Basically, it allows you to follow a track, giving you an accurate estimate of remaining mileage, instead of the “as-the-crow-flies” distances typically associated with routes. IMHO, this is one of the nicest features added to handheld units in recent years.
On the Oregon series, just select Where To? > Track and then select the track you wish to navigate. The highest and lowest elevation points, along with any of your waypoints along the track, are used to create a route.
If your trek takes you into terrain you’ve never explored before, try searching the Web for a track posted by someone who has already been there. My favorite search terms are the trail or park name plus .gpx. There are a ton of track sharing sites out there to check too, such as Garmin Connect and EveryTrail. UPDATE: Here’s a whole post on this subject.
Track navigation tips
This is a relatively new feature, and it can sometimes seem a little rough around the edges. Here are some tips to help you make the most of it:
- The direction of navigation is dependent upon the track. Even so, it doesn’t always seem to work out. If you find that it’s navigating in reverse order, go into Track Manager and select the track you want to navigate, then choose Copy Reversed. It will prepend an exclamation point to the track name (though you can rename it yourself if you wish). Then start navigating the reversed track.
- If you’re going on an out and back trip, at the turn around point choose Where To? > Track > Current Track > Tracback. It may take a short distance for it to start showing the correct mileage and next waypoint, but it should work.
- You may find it helpful to use some of the following data fields: Distance to next (waypoint), Waypoint (name) at next, and Distance to (final) destination. You can see examples of the first two in the top screenshot.
- You can check the order of waypoints on the Active Route screen (seen at right).
- Try out the elevation dashboard (seen below). This shows your elevation history on the left in green, with remaining track elevation change on the right in blue. On the Oregon, access this via Setup > Map > Data Fields > Dashboard > Elevation Plot.
- UPDATE: You can insert a waypoint into a track you are already navigating by creating it on the map.
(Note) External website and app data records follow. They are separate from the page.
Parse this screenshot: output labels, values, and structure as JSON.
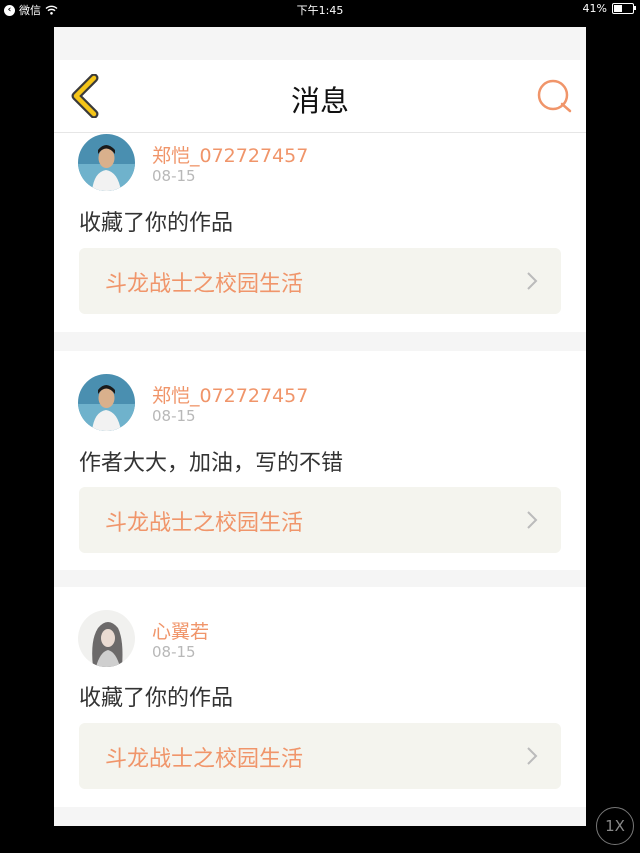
{
  "status_bar": {
    "back_app": "微信",
    "time": "下午1:45",
    "battery": "41%",
    "battery_level": 0.41
  },
  "nav": {
    "title": "消息",
    "back_icon": "chevron-left-icon",
    "search_icon": "search-icon"
  },
  "messages": [
    {
      "username": "郑恺_072727457",
      "date": "08-15",
      "text": "收藏了你的作品",
      "work_title": "斗龙战士之校园生活",
      "avatar": "male-avatar"
    },
    {
      "username": "郑恺_072727457",
      "date": "08-15",
      "text": "作者大大，加油，写的不错",
      "work_title": "斗龙战士之校园生活",
      "avatar": "male-avatar"
    },
    {
      "username": "心翼若",
      "date": "08-15",
      "text": "收藏了你的作品",
      "work_title": "斗龙战士之校园生活",
      "avatar": "female-avatar"
    }
  ],
  "zoom_button": "1X",
  "colors": {
    "accent": "#f0956a",
    "nav_back": "#f5c518",
    "work_box_bg": "#f4f4ee"
  }
}
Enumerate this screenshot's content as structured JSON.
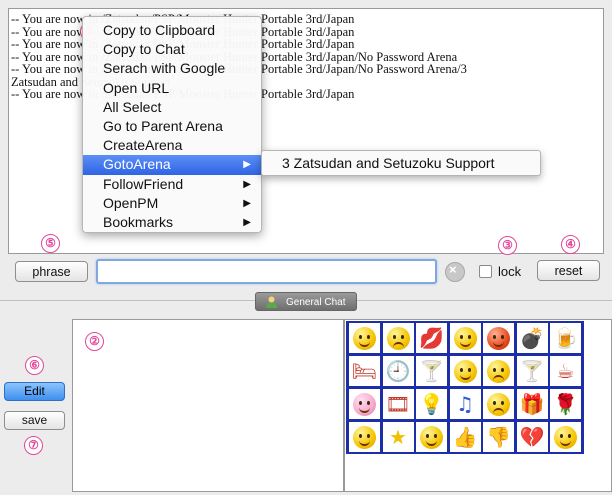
{
  "chat_log": {
    "lines": [
      "-- You are now in /Zatsudan/PSP/Monster Hunter Portable 3rd/Japan",
      "-- You are now in /Zatsudan/PSP/Monster Hunter Portable 3rd/Japan",
      "-- You are now in /Zatsudan/PSP/Monster Hunter Portable 3rd/Japan",
      "-- You are now in /Zatsudan/PSP/Monster Hunter Portable 3rd/Japan/No Password Arena",
      "-- You are now in /Zatsudan/PSP/Monster Hunter Portable 3rd/Japan/No Password Arena/3",
      "Zatsudan and Setuzoku Support",
      "-- You are now in /Zatsudan/PSP/Monster Hunter Portable 3rd/Japan"
    ]
  },
  "controls": {
    "phrase_label": "phrase",
    "message_value": "",
    "lock_label": "lock",
    "lock_checked": false,
    "reset_label": "reset"
  },
  "tab": {
    "label": "General Chat"
  },
  "sidebar": {
    "edit_label": "Edit",
    "save_label": "save"
  },
  "context_menu": {
    "items": [
      {
        "label": "Copy to Clipboard",
        "submenu": false
      },
      {
        "label": "Copy to Chat",
        "submenu": false
      },
      {
        "label": "Serach with Google",
        "submenu": false
      },
      {
        "label": "Open URL",
        "submenu": false
      },
      {
        "label": "All Select",
        "submenu": false
      },
      {
        "label": "Go to Parent Arena",
        "submenu": false
      },
      {
        "label": "CreateArena",
        "submenu": false
      },
      {
        "label": "GotoArena",
        "submenu": true,
        "highlighted": true
      },
      {
        "label": "FollowFriend",
        "submenu": true
      },
      {
        "label": "OpenPM",
        "submenu": true
      },
      {
        "label": "Bookmarks",
        "submenu": true
      }
    ],
    "submenu_item": "3 Zatsudan and Setuzoku Support"
  },
  "callouts": [
    "①",
    "②",
    "③",
    "④",
    "⑤",
    "⑥",
    "⑦"
  ],
  "emoticons": [
    "smile-icon",
    "sad-icon",
    "lips-icon",
    "tongue-icon",
    "angry-icon",
    "bomb-icon",
    "beer-icon",
    "sleeping-icon",
    "clock-icon",
    "cocktail-icon",
    "wink-icon",
    "worried-icon",
    "cocktail-icon",
    "coffee-icon",
    "pig-icon",
    "film-icon",
    "lightbulb-icon",
    "music-icon",
    "shocked-icon",
    "gift-icon",
    "rose-icon",
    "sunglasses-icon",
    "star-icon",
    "grin-icon",
    "thumbs-up-icon",
    "thumbs-down-icon",
    "broken-heart-icon",
    "laugh-icon"
  ],
  "colors": {
    "accent": "#2f64e5",
    "callout": "#e2479a",
    "emoji_grid": "#1c2fa8"
  }
}
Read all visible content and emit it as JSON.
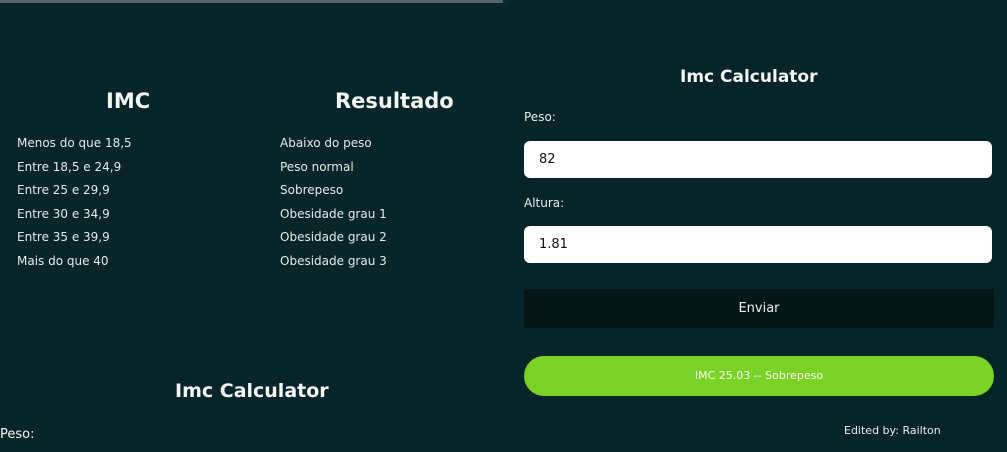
{
  "reference_table": {
    "imc_heading": "IMC",
    "result_heading": "Resultado",
    "ranges": [
      "Menos do que 18,5",
      "Entre 18,5 e 24,9",
      "Entre 25 e 29,9",
      "Entre 30 e 34,9",
      "Entre 35 e 39,9",
      "Mais do que 40"
    ],
    "results": [
      "Abaixo do peso",
      "Peso normal",
      "Sobrepeso",
      "Obesidade grau 1",
      "Obesidade grau 2",
      "Obesidade grau 3"
    ]
  },
  "left_form_preview": {
    "title": "Imc Calculator",
    "peso_label": "Peso:"
  },
  "calculator": {
    "title": "Imc Calculator",
    "peso_label": "Peso:",
    "peso_value": "82",
    "altura_label": "Altura:",
    "altura_value": "1.81",
    "submit_label": "Enviar",
    "result_text": "IMC 25.03 -- Sobrepeso",
    "edited_by": "Edited by: Railton"
  },
  "colors": {
    "background": "#0b2a2d",
    "left_panel": "#082629",
    "right_panel": "#072528",
    "button": "#031618",
    "result_pill": "#7bd226",
    "text": "#f3f5f4"
  }
}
Tap the map, fine tune the location (make sure it is along the track), tap the top info box and then the mark waypoint icon.
- Enjoy! I’d love to hear what you think about this feature, along with any suggestions for Garmin to improve it.